• **Task to complete**: Some lines hold the string "test". Copy all of them from the material that follows.

---------- Information provided ----------

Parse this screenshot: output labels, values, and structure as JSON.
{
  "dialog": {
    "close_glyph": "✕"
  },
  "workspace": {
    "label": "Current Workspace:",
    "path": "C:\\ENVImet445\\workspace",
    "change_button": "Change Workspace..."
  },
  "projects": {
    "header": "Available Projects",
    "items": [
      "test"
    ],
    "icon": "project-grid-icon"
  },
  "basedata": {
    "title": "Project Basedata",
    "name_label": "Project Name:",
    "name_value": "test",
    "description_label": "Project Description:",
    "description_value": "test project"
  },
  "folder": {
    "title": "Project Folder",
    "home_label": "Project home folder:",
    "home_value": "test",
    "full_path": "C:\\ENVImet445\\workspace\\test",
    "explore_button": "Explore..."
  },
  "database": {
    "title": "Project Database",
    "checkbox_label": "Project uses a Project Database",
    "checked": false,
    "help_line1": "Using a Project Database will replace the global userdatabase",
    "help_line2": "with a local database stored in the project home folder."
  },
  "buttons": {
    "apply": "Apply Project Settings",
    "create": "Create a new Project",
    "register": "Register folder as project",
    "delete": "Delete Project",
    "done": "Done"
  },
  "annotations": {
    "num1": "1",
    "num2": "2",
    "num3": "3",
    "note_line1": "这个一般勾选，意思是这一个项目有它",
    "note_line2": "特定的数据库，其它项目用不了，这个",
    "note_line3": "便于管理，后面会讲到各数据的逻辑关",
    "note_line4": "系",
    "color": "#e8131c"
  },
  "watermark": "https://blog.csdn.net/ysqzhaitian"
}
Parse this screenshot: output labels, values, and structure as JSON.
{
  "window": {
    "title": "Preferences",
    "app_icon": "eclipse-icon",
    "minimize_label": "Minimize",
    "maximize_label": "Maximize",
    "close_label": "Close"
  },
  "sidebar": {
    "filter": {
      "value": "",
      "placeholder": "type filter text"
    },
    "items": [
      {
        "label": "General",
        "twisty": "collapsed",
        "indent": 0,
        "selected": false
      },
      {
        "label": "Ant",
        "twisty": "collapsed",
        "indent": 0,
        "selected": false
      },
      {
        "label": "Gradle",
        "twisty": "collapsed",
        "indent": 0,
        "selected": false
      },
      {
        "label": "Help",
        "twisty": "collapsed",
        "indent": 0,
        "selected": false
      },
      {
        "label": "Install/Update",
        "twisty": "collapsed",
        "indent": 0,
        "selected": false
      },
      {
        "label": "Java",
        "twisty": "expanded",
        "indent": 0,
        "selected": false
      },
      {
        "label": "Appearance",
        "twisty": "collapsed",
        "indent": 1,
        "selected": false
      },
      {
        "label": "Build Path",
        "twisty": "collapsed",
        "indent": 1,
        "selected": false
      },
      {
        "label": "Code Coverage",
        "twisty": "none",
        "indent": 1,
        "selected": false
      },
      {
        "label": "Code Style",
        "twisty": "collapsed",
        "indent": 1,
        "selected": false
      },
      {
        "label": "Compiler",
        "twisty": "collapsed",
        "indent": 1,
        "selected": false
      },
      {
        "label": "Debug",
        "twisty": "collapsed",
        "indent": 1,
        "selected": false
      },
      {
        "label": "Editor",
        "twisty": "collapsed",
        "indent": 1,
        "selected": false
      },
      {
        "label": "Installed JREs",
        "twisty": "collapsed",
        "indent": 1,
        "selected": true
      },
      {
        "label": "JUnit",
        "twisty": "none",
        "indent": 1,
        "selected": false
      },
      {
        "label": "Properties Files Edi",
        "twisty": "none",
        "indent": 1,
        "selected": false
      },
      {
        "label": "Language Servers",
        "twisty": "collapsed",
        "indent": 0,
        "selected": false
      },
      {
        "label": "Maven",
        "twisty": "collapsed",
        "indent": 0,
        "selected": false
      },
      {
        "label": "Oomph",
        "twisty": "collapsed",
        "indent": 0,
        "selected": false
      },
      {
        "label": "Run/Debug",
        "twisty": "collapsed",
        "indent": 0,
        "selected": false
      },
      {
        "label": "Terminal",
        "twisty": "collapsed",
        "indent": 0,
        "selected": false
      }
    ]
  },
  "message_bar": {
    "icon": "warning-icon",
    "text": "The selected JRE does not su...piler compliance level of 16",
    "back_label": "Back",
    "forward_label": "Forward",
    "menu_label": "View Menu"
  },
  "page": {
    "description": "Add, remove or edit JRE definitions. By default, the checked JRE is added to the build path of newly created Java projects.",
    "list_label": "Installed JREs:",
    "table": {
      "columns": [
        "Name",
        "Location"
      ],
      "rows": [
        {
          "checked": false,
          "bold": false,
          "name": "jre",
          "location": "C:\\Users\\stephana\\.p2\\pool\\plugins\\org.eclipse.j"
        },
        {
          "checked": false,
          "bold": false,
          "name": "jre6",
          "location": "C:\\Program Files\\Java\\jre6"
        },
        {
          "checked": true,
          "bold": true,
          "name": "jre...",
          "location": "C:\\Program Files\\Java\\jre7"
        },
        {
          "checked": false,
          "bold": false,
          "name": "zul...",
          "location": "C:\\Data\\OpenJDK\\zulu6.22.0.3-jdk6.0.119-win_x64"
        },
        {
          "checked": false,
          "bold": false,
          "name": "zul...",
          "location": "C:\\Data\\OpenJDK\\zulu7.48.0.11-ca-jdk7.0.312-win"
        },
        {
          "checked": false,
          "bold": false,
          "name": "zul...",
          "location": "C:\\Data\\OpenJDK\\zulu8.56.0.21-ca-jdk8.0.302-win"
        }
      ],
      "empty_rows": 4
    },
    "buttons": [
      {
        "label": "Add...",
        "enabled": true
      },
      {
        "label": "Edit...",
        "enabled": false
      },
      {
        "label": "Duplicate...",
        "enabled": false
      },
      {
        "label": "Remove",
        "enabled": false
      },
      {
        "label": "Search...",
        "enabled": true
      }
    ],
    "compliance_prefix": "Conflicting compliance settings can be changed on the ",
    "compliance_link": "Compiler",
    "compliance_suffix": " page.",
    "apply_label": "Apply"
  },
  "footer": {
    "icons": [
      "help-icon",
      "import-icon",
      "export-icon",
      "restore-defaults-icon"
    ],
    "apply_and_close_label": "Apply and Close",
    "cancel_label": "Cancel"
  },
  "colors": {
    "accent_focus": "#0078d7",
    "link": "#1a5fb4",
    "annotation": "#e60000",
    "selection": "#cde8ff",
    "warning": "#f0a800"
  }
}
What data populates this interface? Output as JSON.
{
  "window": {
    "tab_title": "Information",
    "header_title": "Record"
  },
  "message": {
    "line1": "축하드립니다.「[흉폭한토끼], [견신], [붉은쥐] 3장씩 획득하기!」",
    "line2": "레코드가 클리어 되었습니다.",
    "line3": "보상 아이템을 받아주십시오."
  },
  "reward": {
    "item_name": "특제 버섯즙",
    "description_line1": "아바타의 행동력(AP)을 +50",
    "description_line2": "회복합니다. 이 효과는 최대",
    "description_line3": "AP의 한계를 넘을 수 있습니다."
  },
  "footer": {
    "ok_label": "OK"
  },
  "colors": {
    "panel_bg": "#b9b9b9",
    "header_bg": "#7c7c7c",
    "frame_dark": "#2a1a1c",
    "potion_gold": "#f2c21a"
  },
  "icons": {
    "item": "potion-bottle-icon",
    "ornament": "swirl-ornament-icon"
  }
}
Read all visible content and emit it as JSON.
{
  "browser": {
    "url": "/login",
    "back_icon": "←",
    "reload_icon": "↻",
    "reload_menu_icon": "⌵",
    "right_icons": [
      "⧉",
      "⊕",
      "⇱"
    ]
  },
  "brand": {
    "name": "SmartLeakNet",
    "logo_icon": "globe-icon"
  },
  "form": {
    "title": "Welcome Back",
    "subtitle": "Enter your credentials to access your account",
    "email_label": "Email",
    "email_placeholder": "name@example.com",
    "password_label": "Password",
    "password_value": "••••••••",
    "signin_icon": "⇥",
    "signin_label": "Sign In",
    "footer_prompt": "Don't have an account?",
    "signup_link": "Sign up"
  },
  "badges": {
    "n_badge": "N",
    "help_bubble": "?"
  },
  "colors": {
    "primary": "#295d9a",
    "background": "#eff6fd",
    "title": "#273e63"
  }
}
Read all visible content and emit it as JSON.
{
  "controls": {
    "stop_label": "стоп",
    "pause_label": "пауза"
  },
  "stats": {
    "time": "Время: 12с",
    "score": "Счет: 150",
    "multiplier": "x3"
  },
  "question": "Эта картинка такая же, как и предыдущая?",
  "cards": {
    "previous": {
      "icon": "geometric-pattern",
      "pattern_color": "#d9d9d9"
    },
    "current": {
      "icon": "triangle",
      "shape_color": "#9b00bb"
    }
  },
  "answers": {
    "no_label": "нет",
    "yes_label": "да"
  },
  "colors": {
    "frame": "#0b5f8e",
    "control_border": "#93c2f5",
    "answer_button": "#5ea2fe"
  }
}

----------

• **Result for this task**:
      "test"
    "name_value": "test",
    "description_value": "test project"
    "home_value": "test",
    "full_path": "C:\\ENVImet445\\workspace\\test",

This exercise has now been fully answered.